And he says Hillary Clinton fits the bill.
“It’s someone who can step in and lead our country, someone who can step in and deal with the international front, to be able to deal with the leaders of other countries, maybe more so than at any other time in our lifetime. It’s a time when our eyes are open, and we know around every corner, there’s some danger,” he said.
“What we’re dealing with isn’t good for any political party. I’m supportive of Hillary because of what she brings to the table. I seem to be having a good line of communication with my friends that are, even, Republicans. They’re looking for the right person to support, and right now that’s falling on Hillary.”
While some of the usual partisan divides seem to be crumbling, that isn’t a new situation for Farber, who counts prominent Republicans in his inner circle.
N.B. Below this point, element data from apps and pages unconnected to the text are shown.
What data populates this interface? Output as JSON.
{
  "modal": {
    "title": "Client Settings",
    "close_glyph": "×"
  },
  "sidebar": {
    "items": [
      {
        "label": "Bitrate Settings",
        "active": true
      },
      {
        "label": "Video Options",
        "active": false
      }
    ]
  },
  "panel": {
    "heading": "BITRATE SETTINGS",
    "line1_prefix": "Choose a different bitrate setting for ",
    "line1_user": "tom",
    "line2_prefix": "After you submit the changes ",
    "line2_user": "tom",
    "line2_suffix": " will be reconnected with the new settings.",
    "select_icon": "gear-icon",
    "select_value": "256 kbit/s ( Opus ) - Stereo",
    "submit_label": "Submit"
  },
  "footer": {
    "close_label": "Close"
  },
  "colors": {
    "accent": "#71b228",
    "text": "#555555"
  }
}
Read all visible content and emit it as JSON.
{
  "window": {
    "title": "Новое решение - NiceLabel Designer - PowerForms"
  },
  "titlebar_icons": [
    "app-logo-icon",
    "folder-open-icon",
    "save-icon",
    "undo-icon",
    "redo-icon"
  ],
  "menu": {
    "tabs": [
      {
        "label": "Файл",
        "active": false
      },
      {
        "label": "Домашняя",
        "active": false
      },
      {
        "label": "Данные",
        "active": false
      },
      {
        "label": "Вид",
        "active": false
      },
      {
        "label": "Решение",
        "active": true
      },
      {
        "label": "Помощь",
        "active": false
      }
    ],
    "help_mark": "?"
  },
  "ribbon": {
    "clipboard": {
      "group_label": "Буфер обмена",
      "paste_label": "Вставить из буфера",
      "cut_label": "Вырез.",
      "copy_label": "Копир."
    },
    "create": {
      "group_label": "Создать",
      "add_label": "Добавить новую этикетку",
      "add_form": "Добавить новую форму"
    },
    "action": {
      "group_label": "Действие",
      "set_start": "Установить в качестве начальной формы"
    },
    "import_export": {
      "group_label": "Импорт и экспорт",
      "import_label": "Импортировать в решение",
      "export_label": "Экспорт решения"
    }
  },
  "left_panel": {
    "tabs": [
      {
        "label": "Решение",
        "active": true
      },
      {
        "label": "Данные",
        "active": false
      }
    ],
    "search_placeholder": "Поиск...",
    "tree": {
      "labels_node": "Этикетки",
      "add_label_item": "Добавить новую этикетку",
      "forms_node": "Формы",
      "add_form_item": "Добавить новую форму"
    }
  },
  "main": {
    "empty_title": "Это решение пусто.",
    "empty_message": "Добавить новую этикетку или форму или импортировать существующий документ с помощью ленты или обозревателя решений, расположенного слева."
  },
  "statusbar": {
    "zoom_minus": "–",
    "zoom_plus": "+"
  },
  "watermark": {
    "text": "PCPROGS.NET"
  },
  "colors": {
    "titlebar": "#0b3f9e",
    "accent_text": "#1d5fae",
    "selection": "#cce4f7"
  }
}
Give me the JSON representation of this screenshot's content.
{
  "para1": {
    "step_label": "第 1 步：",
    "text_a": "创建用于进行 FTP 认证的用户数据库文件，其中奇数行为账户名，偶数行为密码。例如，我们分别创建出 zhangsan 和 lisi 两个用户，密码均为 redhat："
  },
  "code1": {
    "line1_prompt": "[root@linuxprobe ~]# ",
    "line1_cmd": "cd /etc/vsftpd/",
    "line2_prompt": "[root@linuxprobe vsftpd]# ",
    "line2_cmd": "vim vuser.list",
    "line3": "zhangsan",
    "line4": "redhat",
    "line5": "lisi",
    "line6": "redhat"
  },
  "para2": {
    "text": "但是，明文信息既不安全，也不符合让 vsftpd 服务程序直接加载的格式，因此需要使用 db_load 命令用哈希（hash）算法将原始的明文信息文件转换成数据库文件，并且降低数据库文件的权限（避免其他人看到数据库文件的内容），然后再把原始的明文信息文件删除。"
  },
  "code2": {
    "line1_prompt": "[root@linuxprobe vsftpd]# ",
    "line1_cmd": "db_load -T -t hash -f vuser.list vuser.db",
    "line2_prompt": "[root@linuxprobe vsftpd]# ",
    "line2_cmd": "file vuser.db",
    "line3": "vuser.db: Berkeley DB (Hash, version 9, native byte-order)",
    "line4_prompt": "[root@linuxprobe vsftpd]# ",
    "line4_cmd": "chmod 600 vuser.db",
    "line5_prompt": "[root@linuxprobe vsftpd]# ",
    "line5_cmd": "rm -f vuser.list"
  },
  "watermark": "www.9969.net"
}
“I have so many friends that are Republicans that it’s tough to divide us up. We care a lot about the same things.” Noting that Brown, a former Republican U.S. senator, works just down the hall, Farber adds, “It’s tough not to work together to get a lot of things done.”
Farber says he learned early the value of reaching across the aisle. When he was running Romer’s first campaign for governor, he recalled, “There was a guy named Bill Coors, who was supporting every Republican. I went up to him at a meeting I was at and said, ‘Roy Romer thinks the world of you, are you going to support him?’ He said, ‘You know, I’d like to, but I just don’t know if I can get away with it in my house.’ I said, ‘What if I went to some of the key Republican business people and they said they’d support you, I assume you’d be thrilled with that?’ He said OK. We had like 30 Republicans. It taught me a good lesson: Don’t worry about what party they are.”
For Farber, it’s all about getting to the table and finding solutions.
He lamented the recent divide over whether the United States should accept Syrian refugees. “We’ve heard all our lives — when I was a young kid, the immigrants were settling in Denver. I’m an American. America is based on opening our doors to people, being civil to people who need help. We’ve always been that way.” But the answer isn’t to draw lines and score political points, he said. “It is a crisis, and I hate to see us not solving problems that are there to be solved. If somebody said to me, ‘Will you sit down and work on a committee to solve this?’ I would do it. Nothing’s insolvable.”
It’s a point driven home by a health scare last summer, some dozen years after Farber’s son Gregg donated a kidney to his father — Farber wrote a book after receiving the transplant and started the American Transplant Foundation, which works to eliminate the shortage of transplant organs and has saved lives in 35 states — when Farber was diagnosed with liver cancer. A team at Anschutz Medical Center, he recalled, told him, “‘We’re going to give you one shot, and if that works, it’ll clear the cancer from your system, and if it doesn’t, we’ll figure something else,’” Farber said. “They gave me the shot and I went back five weeks later and they gave me the scan, and it was clean. I had a lot of people praying, Jews and non-Jews, maybe Syrians,” he said with a smile. “But whatever it was, I was plain lucky, and I’ll do whatever I can do to help people save their lives. Maybe that wasn’t my time to go yet.”
Looking ahead, Farber declined to speculate about future campaigns in Colorado — “You never know in politics what’s around the corner, what’s the next thing,” he said — although he did drop a suggestion that longtime political ally Ken Salazar has at least one more campaign ahead.
“There’s different rules for every election,” he said. “You sit back and you wonder who’s going to run that election, what your involvement’s going to be. I expect at some point they’ll come and say, ‘Thanks, Steve, you’ve done a great job,’” he smiled. “Whatever I’ve done, I hope I’ve gotten as much out of it as the candidates. It’s an opportunity presented you just can’t not take advantage of.”